Through war and its aftermaths, a woman fights to keep her daughters safe.
As a girl she sees her village sacked and her beloved father and brothers flee. Her life in danger, she joins the rebellion in the hills, where her comrades force her to give up the baby she conceives. Years later, having outlived countless men, she leaves to find her lost daughter, travelling across the Atlantic with meagre resources. She returns to a community riven with distrust, fear and hypocrisy in the wake the revolution. Hernandez’ narrators have the level gaze of ordinary women reckoning with extraordinary hardship. Denouncing the ruthless machismo of combat with quiet intelligence, Slash and Burn creates a suspenseful, slow-burning revelation of rural life in the aftermath of political trauma.

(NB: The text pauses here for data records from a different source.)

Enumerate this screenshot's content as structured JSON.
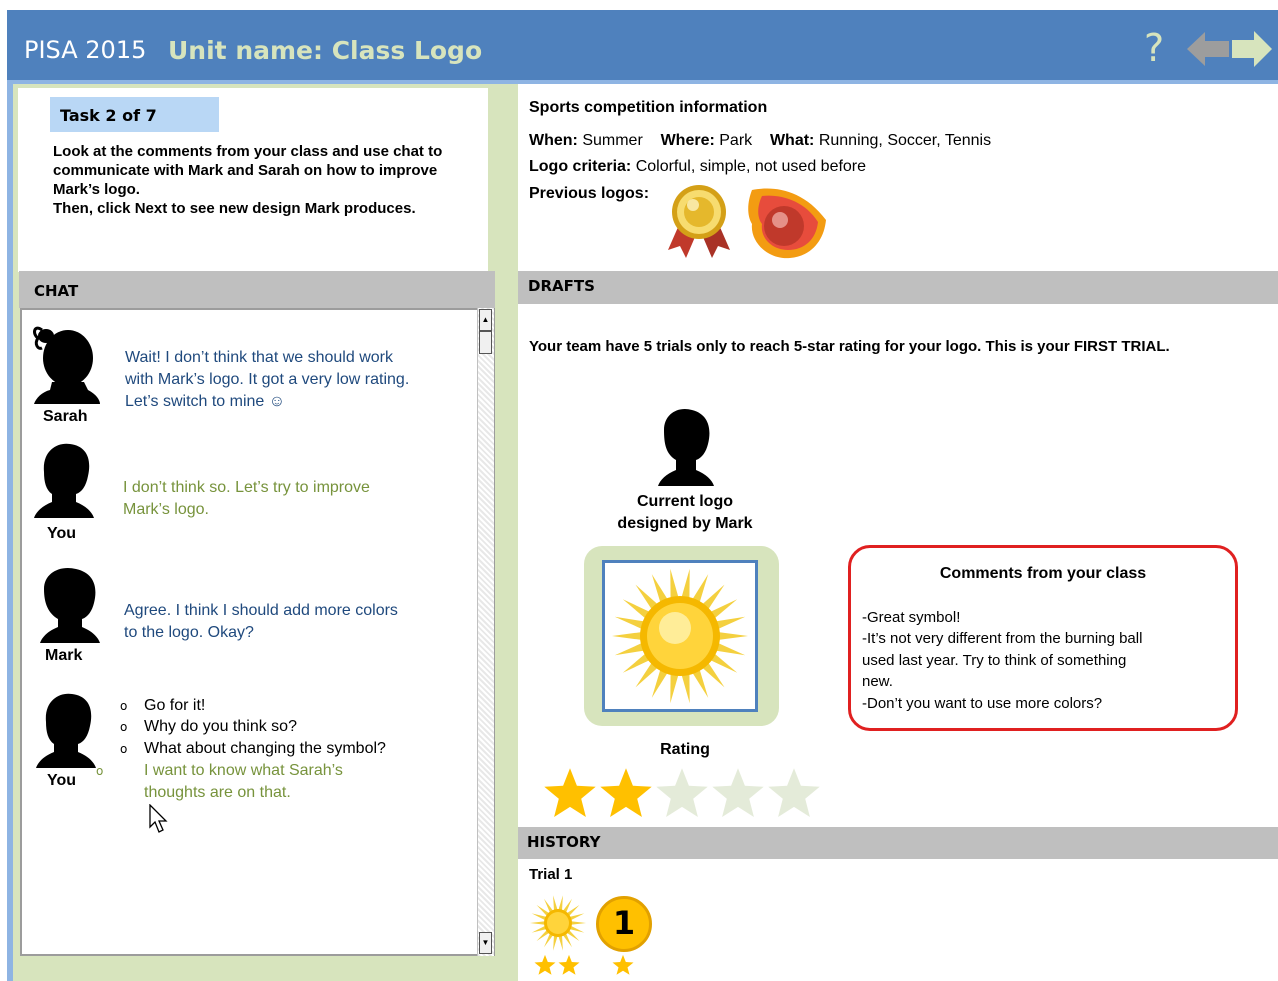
{
  "header": {
    "app_title": "PISA 2015",
    "unit_title": "Unit name: Class Logo",
    "help_label": "?",
    "back_icon": "arrow-left-icon",
    "next_icon": "arrow-right-icon"
  },
  "task": {
    "label": "Task  2 of 7",
    "instructions": "Look at the comments from your class and use chat to communicate with Mark and Sarah on how to improve Mark’s logo.\nThen, click Next to see new design Mark produces."
  },
  "chat": {
    "title": "CHAT",
    "messages": [
      {
        "speaker": "Sarah",
        "text": "Wait! I don’t think that we should work with Mark’s logo. It got a very low rating. Let’s switch to mine ☺"
      },
      {
        "speaker": "You",
        "text": "I don’t think so. Let’s try to improve Mark’s logo."
      },
      {
        "speaker": "Mark",
        "text": "Agree. I think I should add more colors to the logo. Okay?"
      },
      {
        "speaker": "You",
        "options": [
          "Go for it!",
          "Why do you think so?",
          "What about changing the symbol?",
          "I want to know what Sarah’s thoughts are on that."
        ],
        "selected_option": 3
      }
    ],
    "bullet": "o"
  },
  "info": {
    "title": "Sports competition information",
    "when_label": "When:",
    "when_value": "Summer",
    "where_label": "Where:",
    "where_value": "Park",
    "what_label": "What:",
    "what_value": "Running, Soccer, Tennis",
    "criteria_label": "Logo criteria:",
    "criteria_value": "Colorful, simple, not used before",
    "previous_label": "Previous logos:",
    "previous_logos": [
      "medal-icon",
      "fireball-icon"
    ]
  },
  "drafts": {
    "title": "DRAFTS",
    "trial_text": "Your team have 5 trials only to reach 5-star rating for your logo. This is your FIRST TRIAL.",
    "current_logo_label": "Current logo designed by Mark",
    "logo_icon": "sun-icon",
    "rating_label": "Rating",
    "rating": 2,
    "rating_max": 5,
    "comments_title": "Comments from your class",
    "comments": [
      "-Great symbol!",
      "-It’s not very different from the burning ball",
      "used last year. Try to think of something",
      "new.",
      "-Don’t you want to use more colors?"
    ]
  },
  "history": {
    "title": "HISTORY",
    "trial_label": "Trial 1",
    "badge_number": "1",
    "logo_rating": 2,
    "badge_rating": 1
  },
  "colors": {
    "header_blue": "#4f81bd",
    "panel_green": "#d7e4bd",
    "you_text": "#77933c",
    "other_text": "#1f497d",
    "star_filled": "#ffc000",
    "star_empty": "#e4ebd9",
    "comment_border": "#e02020"
  }
}
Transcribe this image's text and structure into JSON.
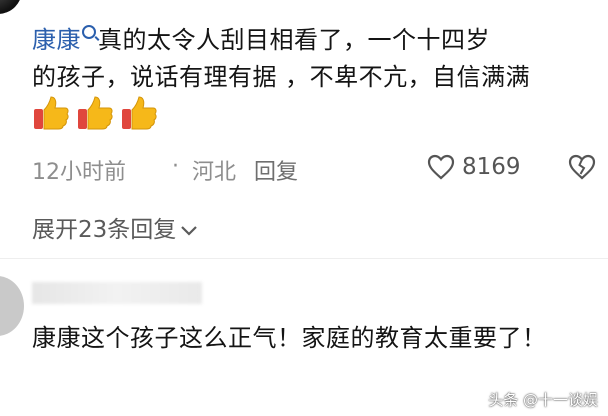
{
  "comment1": {
    "username": "康康",
    "body_line1": "真的太令人刮目相看了，一个十四岁",
    "body_rest": "的孩子，说话有理有据 ，不卑不亢，自信满满",
    "emoji": [
      "thumbs-up",
      "thumbs-up",
      "thumbs-up"
    ],
    "time": "12小时前",
    "dot": "·",
    "location": "河北",
    "reply_label": "回复",
    "like_count": "8169",
    "expand_label": "展开23条回复"
  },
  "comment2": {
    "body": "康康这个孩子这么正气！家庭的教育太重要了！"
  },
  "watermark": "头条 @十一谈娱",
  "colors": {
    "username": "#2b5fad",
    "meta": "#8e8e8e",
    "emoji_yellow": "#f6b819",
    "emoji_red": "#e0463d"
  }
}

“An intensive reading experience . . . What Slash and Burn—named after a method of agriculture both destructive and regenerative—shows is the difficulty of creating a new life after war or other trauma.” —John Self, The Guardian

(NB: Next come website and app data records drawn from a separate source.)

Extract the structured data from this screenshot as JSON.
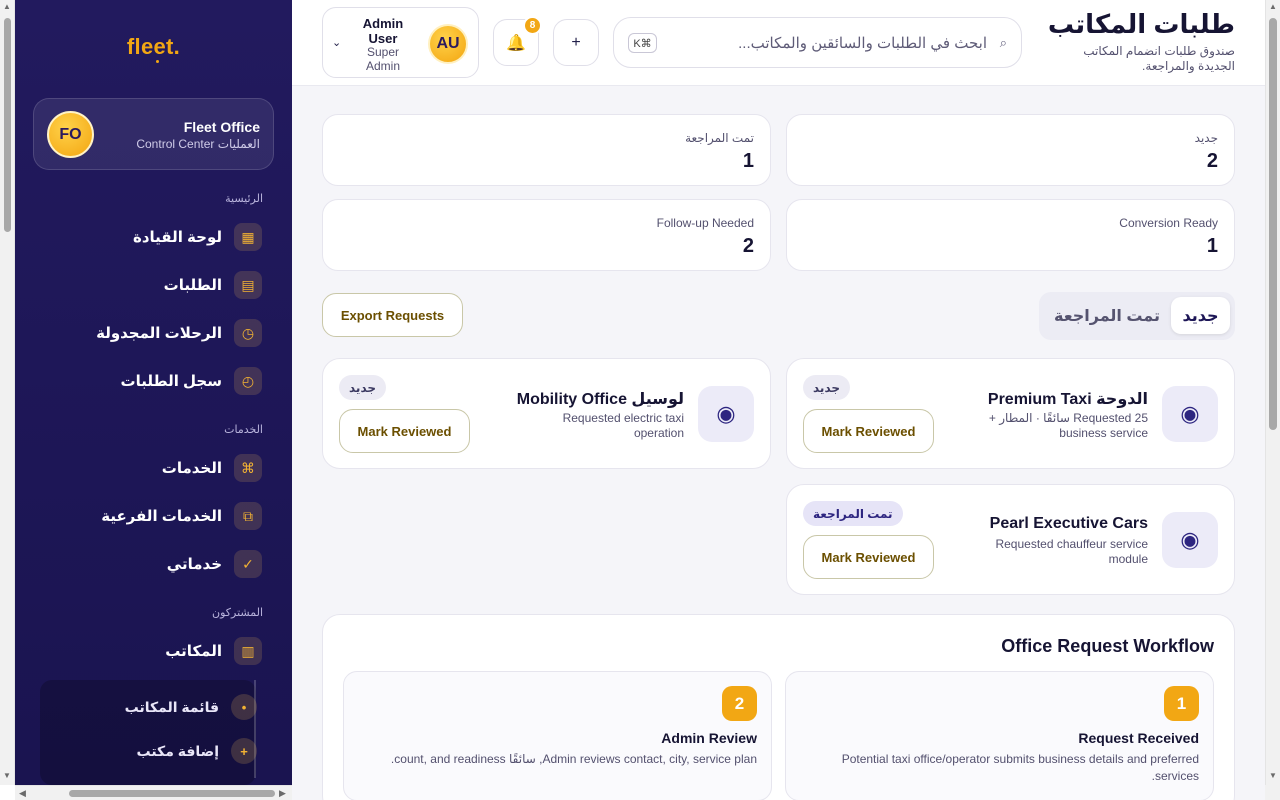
{
  "sidebar": {
    "logo": "fleet.",
    "office": {
      "initials": "FO",
      "name": "Fleet Office",
      "subtitle": "العمليات Control Center"
    },
    "sections": {
      "main": "الرئيسية",
      "services": "الخدمات",
      "subscribers": "المشتركون"
    },
    "items": [
      {
        "label": "لوحة القيادة",
        "icon": "dashboard-icon",
        "glyph": "▦"
      },
      {
        "label": "الطلبات",
        "icon": "orders-icon",
        "glyph": "▤"
      },
      {
        "label": "الرحلات المجدولة",
        "icon": "clock-icon",
        "glyph": "◷"
      },
      {
        "label": "سجل الطلبات",
        "icon": "history-icon",
        "glyph": "◴"
      },
      {
        "label": "الخدمات",
        "icon": "command-icon",
        "glyph": "⌘"
      },
      {
        "label": "الخدمات الفرعية",
        "icon": "copy-icon",
        "glyph": "⧉"
      },
      {
        "label": "خدماتي",
        "icon": "check-icon",
        "glyph": "✓"
      },
      {
        "label": "المكاتب",
        "icon": "office-icon",
        "glyph": "▥"
      }
    ],
    "subitems": [
      {
        "label": "قائمة المكاتب",
        "glyph": "•"
      },
      {
        "label": "إضافة مكتب",
        "glyph": "+"
      }
    ]
  },
  "header": {
    "title": "طلبات المكاتب",
    "subtitle": "صندوق طلبات انضمام المكاتب الجديدة والمراجعة.",
    "search_placeholder": "ابحث في الطلبات والسائقين والمكاتب...",
    "search_shortcut": "K⌘",
    "notifications_count": "8",
    "user": {
      "initials": "AU",
      "name": "Admin User",
      "role": "Super Admin"
    }
  },
  "stats": [
    {
      "label": "جديد",
      "value": "2"
    },
    {
      "label": "تمت المراجعة",
      "value": "1"
    },
    {
      "label": "Conversion Ready",
      "value": "1"
    },
    {
      "label": "Follow-up Needed",
      "value": "2"
    }
  ],
  "tabs": {
    "active": "جديد",
    "reviewed": "تمت المراجعة"
  },
  "export_label": "Export Requests",
  "requests": [
    {
      "title": "الدوحة Premium Taxi",
      "desc": "Requested 25 سائقًا · المطار + business service",
      "status": "جديد",
      "action": "Mark Reviewed"
    },
    {
      "title": "لوسيل Mobility Office",
      "desc": "Requested electric taxi operation",
      "status": "جديد",
      "action": "Mark Reviewed"
    },
    {
      "title": "Pearl Executive Cars",
      "desc": "Requested chauffeur service module",
      "status": "تمت المراجعة",
      "action": "Mark Reviewed"
    }
  ],
  "workflow": {
    "title": "Office Request Workflow",
    "steps": [
      {
        "num": "1",
        "title": "Request Received",
        "desc": "Potential taxi office/operator submits business details and preferred services."
      },
      {
        "num": "2",
        "title": "Admin Review",
        "desc": "Admin reviews contact, city, service plan, سائقًا count, and readiness."
      }
    ]
  },
  "colors": {
    "sidebar": "#1d1656",
    "accent": "#f2a714",
    "text": "#161433"
  }
}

“A brilliant evocation of civil war and its bitter legacy.” —Lucy Popescu, The Observer
“Slash and Burn investigates with brilliance and compassion the depth of desolation, violence and loss the civil conflict inflicted on a scarred society.” —Morning Star
"This is a book that uses indirect narration to create accounts that are both detailed and expansive, putting the personal first but speaking for the collective and from a more vulnerable part of society, really demonstrating the multi-layered meaning of being a survivor.” —Sounds and Colours

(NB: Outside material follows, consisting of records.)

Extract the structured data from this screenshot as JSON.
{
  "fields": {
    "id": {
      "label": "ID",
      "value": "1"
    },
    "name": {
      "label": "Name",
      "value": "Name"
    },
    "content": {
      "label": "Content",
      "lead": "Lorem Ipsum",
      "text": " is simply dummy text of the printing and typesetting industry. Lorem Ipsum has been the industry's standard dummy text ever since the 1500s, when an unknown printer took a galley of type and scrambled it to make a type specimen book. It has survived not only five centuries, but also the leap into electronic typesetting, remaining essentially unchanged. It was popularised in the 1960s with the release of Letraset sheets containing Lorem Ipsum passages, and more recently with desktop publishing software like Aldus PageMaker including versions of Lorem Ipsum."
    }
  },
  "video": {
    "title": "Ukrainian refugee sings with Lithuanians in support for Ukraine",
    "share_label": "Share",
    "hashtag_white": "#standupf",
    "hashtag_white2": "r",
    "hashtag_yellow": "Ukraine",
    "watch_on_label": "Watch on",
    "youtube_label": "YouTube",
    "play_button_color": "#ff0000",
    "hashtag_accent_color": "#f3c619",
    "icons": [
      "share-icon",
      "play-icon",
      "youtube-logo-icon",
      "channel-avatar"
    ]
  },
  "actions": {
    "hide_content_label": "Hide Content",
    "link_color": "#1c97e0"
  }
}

“Multilayered and consistently engrossing, Hernández’s knockout novel is not to be missed.”
“An homage to the women who tirelessly fight for justice and survival on all fronts.”—John Gibler
“Extraordinary and utterly gripping, a work of brutally profound beauty and universal significance.” —Philippe Sands
“It is astonishing that someone can write in such a clean and transparent way about a turbulent past. Claudia Hernández's prose is the controlled breathing of someone who knows that memory is another battlefield. Claudia Hernández, like her protagonists, lucid and tough women, knows how to cross these battlefields. ROZA TUMBA QUEMA confirms that she is one of the best writers in our language.” —Yuri Herrera, author of The Transmigration of Bodies
“Claudia Hernández is one of the most groundbreaking short story writers from Central America, with a way of approaching the story that is closer to Virgilio Piñera o Felisberto Hernández than to the realist tradition. Her five story collections prove this. Now, with her first novel, Claudia Hernández takes on a new challenge: telling the recent history of El Salvador through three generations of women scarred by civil war, poverty and emigration. A pulsating feminine universe, full of strength and courage, in permanent wait of the violence that surrounds it. An intense and moving novel, and a very revealing way of storytelling that will captivate the reader.” —Horacio Castellanos Moya, author of The Dream of My Return
‘Slash and Burn is an incisive look into the lasting wounds of El Salvador's Civil War. It is a tale of generational healing and resilience. centered on its women. Hernández is a calm, cutting voice on how what is broken must be put back together.” —Ryan Gattis
“There is a surreal, dreamlike quality to this story . . . it abounds with memories of violence told in a thirdperson bordering on the first, both because of the randomness of events depicted and the naivety and warmth of the language that recounts the almost childlike aspects of the war, always through eyes and a voice that are, above all, feminine.” —The Spanish Bookstage, “Weekly Choice”
"Claudia Hernández´s Slash and Burn, the first book of her monumental trilogy of post-Civil War El Salvador, reimagines the country through the voices of mothers, daughters and wives. The female gaze cuts sharp in this retelling."—Gabriela Alemán
"Claudia Hernández's extraordinary novel Slash and Burn has an embattled, unsentimental narrative style, with swift shifts of point of view to voices that are often telling her characters what isn’t possible, and a future tense that dramatizes the (im)possibilities for her and her family. Slash and Burn is destined to become a classic."—Mauro Javier Cardenas